The Epsilon does not elevate speed and precision over body and minor warmth (even slight sweetness in the treble). Bass quality except for bottom-octave displacement and transient impact is very good, bass quantity an inherent function of the design. However executed exactly, this speaker exhibits excellent top-to-bottom control. I never flashed on transparent sheets flapping helplessly in the wind so to speak. Transient exactitude was never overdone or hyped but a clear contributor to the overall sense of articulation and speed. We have to assume that the designer knows a fair deal about magnets and how to optimally execute an array to drive a large surface.
Beyond discussion also is the seamless coherence whereby the frequency spectrum does not separate into bands of different textures or flavor. As Bill already suggested, Quad lovers might feel drawn to the Epsilon and additionally appreciate expanded frequency response and improved dynamics. Finally there is the not inconsequential fact that this Greek company has been at it for 15 years. No overnight experiment here. This is a mature speaker for mature listeners who will appreciate balance and cohesiveness over short-lived flash and consider microdynamic finesse more
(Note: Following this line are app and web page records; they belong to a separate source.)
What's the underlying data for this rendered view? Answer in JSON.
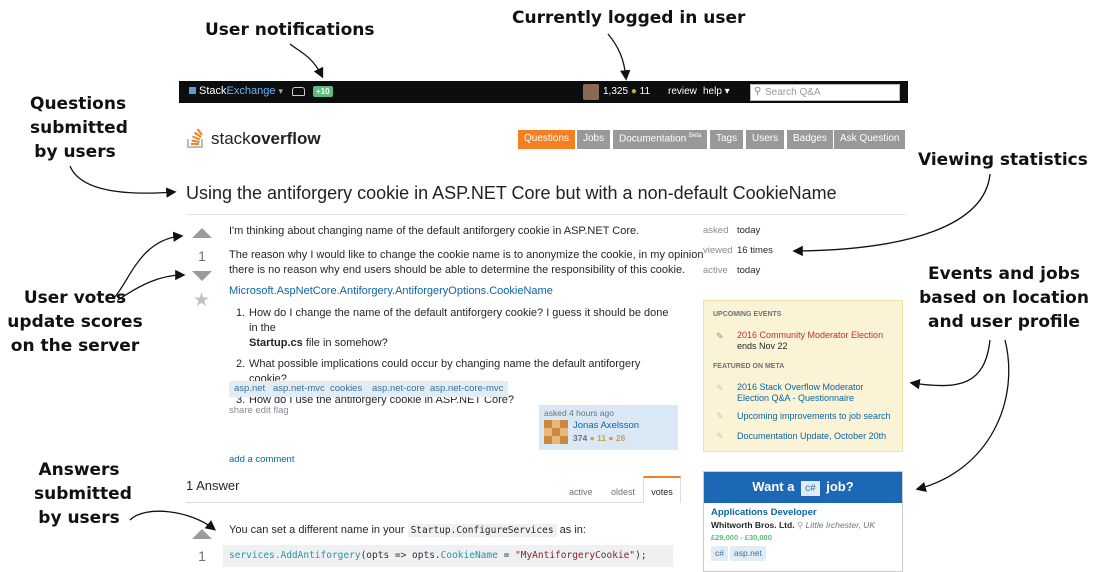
{
  "annotations": {
    "user_notifications": "User notifications",
    "currently_logged_in": "Currently logged in user",
    "questions_l1": "Questions",
    "questions_l2": "submitted",
    "questions_l3": "by users",
    "viewing_statistics": "Viewing statistics",
    "votes_l1": "User votes",
    "votes_l2": "update scores",
    "votes_l3": "on the server",
    "events_l1": "Events and jobs",
    "events_l2": "based on location",
    "events_l3": "and user profile",
    "answers_l1": "Answers",
    "answers_l2": "submitted",
    "answers_l3": "by users"
  },
  "topbar": {
    "brand_a": "Stack",
    "brand_b": "Exchange",
    "brand_caret": "▾",
    "notification_count": "+10",
    "reputation": "1,325",
    "gold_dot": "●",
    "badge_count": "11",
    "review": "review",
    "help": "help ▾",
    "search_placeholder": "Search Q&A"
  },
  "logo": {
    "prefix": "stack",
    "suffix": "overflow"
  },
  "nav": {
    "questions": "Questions",
    "jobs": "Jobs",
    "documentation": "Documentation",
    "beta": "Beta",
    "tags": "Tags",
    "users": "Users",
    "badges": "Badges",
    "ask": "Ask Question"
  },
  "question": {
    "title": "Using the antiforgery cookie in ASP.NET Core but with a non-default CookieName",
    "score": "1",
    "p1": "I'm thinking about changing name of the default antiforgery cookie in ASP.NET Core.",
    "p2a": "The reason why I would like to change the cookie name is to anonymize the cookie, in my opinion",
    "p2b": "there is no reason why end users should be able to determine the responsibility of this cookie.",
    "link": "Microsoft.AspNetCore.Antiforgery.AntiforgeryOptions.CookieName",
    "items": [
      {
        "n": "1.",
        "a": "How do I change the name of the default antiforgery cookie? I guess it should be done in the",
        "b_bold": "Startup.cs",
        "b_rest": " file in somehow?"
      },
      {
        "n": "2.",
        "a": "What possible implications could occur by changing name the default antiforgery cookie?"
      },
      {
        "n": "3.",
        "a": "How do I use the antiforgery cookie in ASP.NET Core?"
      }
    ],
    "tags": [
      "asp.net",
      "asp.net-mvc",
      "cookies",
      "asp.net-core",
      "asp.net-core-mvc"
    ],
    "post_menu": "share  edit  flag",
    "add_comment": "add a comment",
    "asked": "asked 4 hours ago",
    "user_name": "Jonas Axelsson",
    "user_rep": "374",
    "user_silver": "● 11",
    "user_bronze": "● 26"
  },
  "stats": {
    "asked_k": "asked",
    "asked_v": "today",
    "viewed_k": "viewed",
    "viewed_v": "16 times",
    "active_k": "active",
    "active_v": "today"
  },
  "events": {
    "upcoming": "UPCOMING EVENTS",
    "event1": "2016 Community Moderator Election",
    "event1_sub": "ends Nov 22",
    "featured": "FEATURED ON META",
    "meta1a": "2016 Stack Overflow Moderator",
    "meta1b": "Election Q&A - Questionnaire",
    "meta2": "Upcoming improvements to job search",
    "meta3": "Documentation Update, October 20th"
  },
  "jobs": {
    "want_a": "Want a",
    "lang": "c#",
    "job": "job?",
    "title": "Applications Developer",
    "company": "Whitworth Bros. Ltd.",
    "location": "Little Irchester, UK",
    "salary": "£29,000 - £30,000",
    "tags": [
      "c#",
      "asp.net"
    ]
  },
  "answers": {
    "count": "1 Answer",
    "tab_active": "active",
    "tab_oldest": "oldest",
    "tab_votes": "votes",
    "score": "1",
    "text_a": "You can set a different name in your",
    "code_inline": "Startup.ConfigureServices",
    "text_b": "as in:",
    "code_fn": "services.AddAntiforgery",
    "code_mid": "(opts => opts.",
    "code_prop": "CookieName",
    "code_eq": " = ",
    "code_str": "\"MyAntiforgeryCookie\"",
    "code_end": ");"
  }
}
essential than ultimate dynamic wallop. Personally, the Epsilon provided an unexpected education to eliminate certain misapprehensions I labored under where this genre of speaker is concerned. Instead of acting as a somewhat anemic speed freak, the Epsilon proved robust and full. Chamber music in particular -- living as it does on fine-tipped dynamic gradations by combining multiple virtuoso soloists who each want to shine simultaneously -- really benefitted from the Epsilon's ability to track very small signal changes with aplomb. I thoroughly enjoyed my time with the Epsilons and have to believe that folks in the market for MartinLogans, Magnepans, InnerSounds and Soundlabs would do themselves a disservice to not also consider Analysis Audio. While relatively new to the US, this is not a new brand by a long stretch.
Manufacturer's website
US importer's website